Get that sunscreen ready 🧴
The Metro Vancouver weather forecast includes toasty temperatures in the region as well as across Canada in July and August 2022.

Have you been struggling to develop a tan lately?

Metro Vancouverites hoping for a sunny change of pace may be in luck by next week, according to Environment Canada. 

Starting on Wednesday (July 6), however, locals will likely have to contend with some gloomy weather, although the forecast doesn't include a great deal of precipitation. Instead, the next few days offer a few opportunities for showers with warm daily highs around 20 C and lows dipping down around 15 C. 

But the national weather forecaster calls for a sunny change of pace over the weekend — and the dry trend is expected to continue through next week. 

Environment Canada meteorologist Armel Castellan told Vancouver Is Awesome that June was the coolest month of the department's original summer forecast, which was released on June 1.

Temperatures were "fairly consistent cool" from April through June. But June wasn't notably wet across Metro Vancouver, although there may have been more cloudy, dreary days. 

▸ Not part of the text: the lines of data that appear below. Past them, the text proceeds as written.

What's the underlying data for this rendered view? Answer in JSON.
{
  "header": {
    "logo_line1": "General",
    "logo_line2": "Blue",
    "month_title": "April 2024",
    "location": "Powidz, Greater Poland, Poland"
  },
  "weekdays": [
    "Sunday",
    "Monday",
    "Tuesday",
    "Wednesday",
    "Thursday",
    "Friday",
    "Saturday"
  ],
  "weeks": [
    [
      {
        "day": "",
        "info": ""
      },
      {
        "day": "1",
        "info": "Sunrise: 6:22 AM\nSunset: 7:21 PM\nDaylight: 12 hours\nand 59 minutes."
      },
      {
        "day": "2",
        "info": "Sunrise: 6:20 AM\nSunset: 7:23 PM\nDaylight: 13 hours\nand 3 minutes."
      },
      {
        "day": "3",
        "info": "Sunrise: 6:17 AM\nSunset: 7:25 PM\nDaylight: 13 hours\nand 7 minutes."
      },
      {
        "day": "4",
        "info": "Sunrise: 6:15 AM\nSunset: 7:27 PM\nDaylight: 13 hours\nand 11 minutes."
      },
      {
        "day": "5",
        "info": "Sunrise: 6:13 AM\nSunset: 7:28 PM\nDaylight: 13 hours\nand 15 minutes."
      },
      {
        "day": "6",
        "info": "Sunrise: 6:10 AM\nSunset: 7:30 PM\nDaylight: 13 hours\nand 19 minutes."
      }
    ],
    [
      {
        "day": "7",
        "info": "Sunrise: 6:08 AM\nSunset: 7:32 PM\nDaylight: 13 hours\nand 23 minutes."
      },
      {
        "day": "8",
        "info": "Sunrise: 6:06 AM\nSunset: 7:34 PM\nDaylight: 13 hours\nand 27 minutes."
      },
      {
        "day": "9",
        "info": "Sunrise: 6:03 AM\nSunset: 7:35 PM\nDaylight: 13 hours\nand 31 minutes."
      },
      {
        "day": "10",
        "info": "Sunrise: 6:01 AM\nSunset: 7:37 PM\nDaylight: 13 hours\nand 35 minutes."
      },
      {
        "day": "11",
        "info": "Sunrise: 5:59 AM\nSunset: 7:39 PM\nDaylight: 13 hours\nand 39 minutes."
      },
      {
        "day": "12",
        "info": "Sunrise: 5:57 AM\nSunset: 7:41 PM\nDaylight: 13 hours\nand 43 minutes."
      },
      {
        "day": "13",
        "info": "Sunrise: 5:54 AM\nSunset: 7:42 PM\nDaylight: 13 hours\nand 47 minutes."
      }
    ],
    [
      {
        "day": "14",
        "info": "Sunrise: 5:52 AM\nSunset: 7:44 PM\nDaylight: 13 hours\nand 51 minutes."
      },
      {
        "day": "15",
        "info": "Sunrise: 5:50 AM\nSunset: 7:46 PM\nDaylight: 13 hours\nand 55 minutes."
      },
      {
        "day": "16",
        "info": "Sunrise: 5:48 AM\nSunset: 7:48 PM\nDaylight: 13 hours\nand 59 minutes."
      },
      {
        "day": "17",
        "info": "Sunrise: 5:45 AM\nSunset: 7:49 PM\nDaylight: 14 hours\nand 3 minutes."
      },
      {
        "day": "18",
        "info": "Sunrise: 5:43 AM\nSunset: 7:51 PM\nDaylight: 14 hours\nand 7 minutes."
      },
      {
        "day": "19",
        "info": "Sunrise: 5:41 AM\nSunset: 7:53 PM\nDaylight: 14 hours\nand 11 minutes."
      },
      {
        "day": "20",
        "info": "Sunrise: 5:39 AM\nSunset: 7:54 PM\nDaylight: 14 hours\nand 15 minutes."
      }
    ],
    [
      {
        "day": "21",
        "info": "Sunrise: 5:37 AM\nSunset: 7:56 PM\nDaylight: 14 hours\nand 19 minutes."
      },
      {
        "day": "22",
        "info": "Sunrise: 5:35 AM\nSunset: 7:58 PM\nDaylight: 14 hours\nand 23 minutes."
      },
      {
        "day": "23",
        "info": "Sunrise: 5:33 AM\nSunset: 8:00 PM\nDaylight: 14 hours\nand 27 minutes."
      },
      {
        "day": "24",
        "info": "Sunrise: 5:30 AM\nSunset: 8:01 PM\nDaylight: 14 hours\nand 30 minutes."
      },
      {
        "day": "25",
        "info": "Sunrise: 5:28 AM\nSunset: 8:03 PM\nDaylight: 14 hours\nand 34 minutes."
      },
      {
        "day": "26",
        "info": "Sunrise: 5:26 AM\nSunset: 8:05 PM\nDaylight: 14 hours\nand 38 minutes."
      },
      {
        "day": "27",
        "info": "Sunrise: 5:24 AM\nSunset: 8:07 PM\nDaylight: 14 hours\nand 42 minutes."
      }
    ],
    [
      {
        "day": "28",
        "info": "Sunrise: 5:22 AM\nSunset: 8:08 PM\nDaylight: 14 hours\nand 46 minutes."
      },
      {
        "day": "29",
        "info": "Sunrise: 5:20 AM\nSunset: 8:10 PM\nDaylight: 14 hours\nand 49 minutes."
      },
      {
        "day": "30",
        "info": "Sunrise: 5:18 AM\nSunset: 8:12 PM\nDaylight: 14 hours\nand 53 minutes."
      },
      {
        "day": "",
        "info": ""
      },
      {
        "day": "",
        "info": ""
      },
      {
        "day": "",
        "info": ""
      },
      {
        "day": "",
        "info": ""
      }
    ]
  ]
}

Vancouver International Airport (YVR), for example, saw 69.7 mm of precipitation, which is 130 per cent of its monthly average of 53.8 mm. At Vancouver Harbour, however, there was 68.2 mm of precipitation, which was slightly less than the 70 mm average, Castellan explained. 

June had some significant wet weather events but there were also some periods of warmer, dry periods. July has seen a couple of wet days to kick off the start of the month, such as 9.7 mm at YVR on July 3, but the showery spells are expected to dry up heading into the weekend.

"The signal this weekend onward sees no precipitation with the potential for showers," he said, adding that the rest of the summer will likely see above-average temperatures. 

Environment Canada has the most confidence that mid-July through mid-august will see above-average temperatures in the region and across Canada, noted Castellan.

"It's a very strong signal."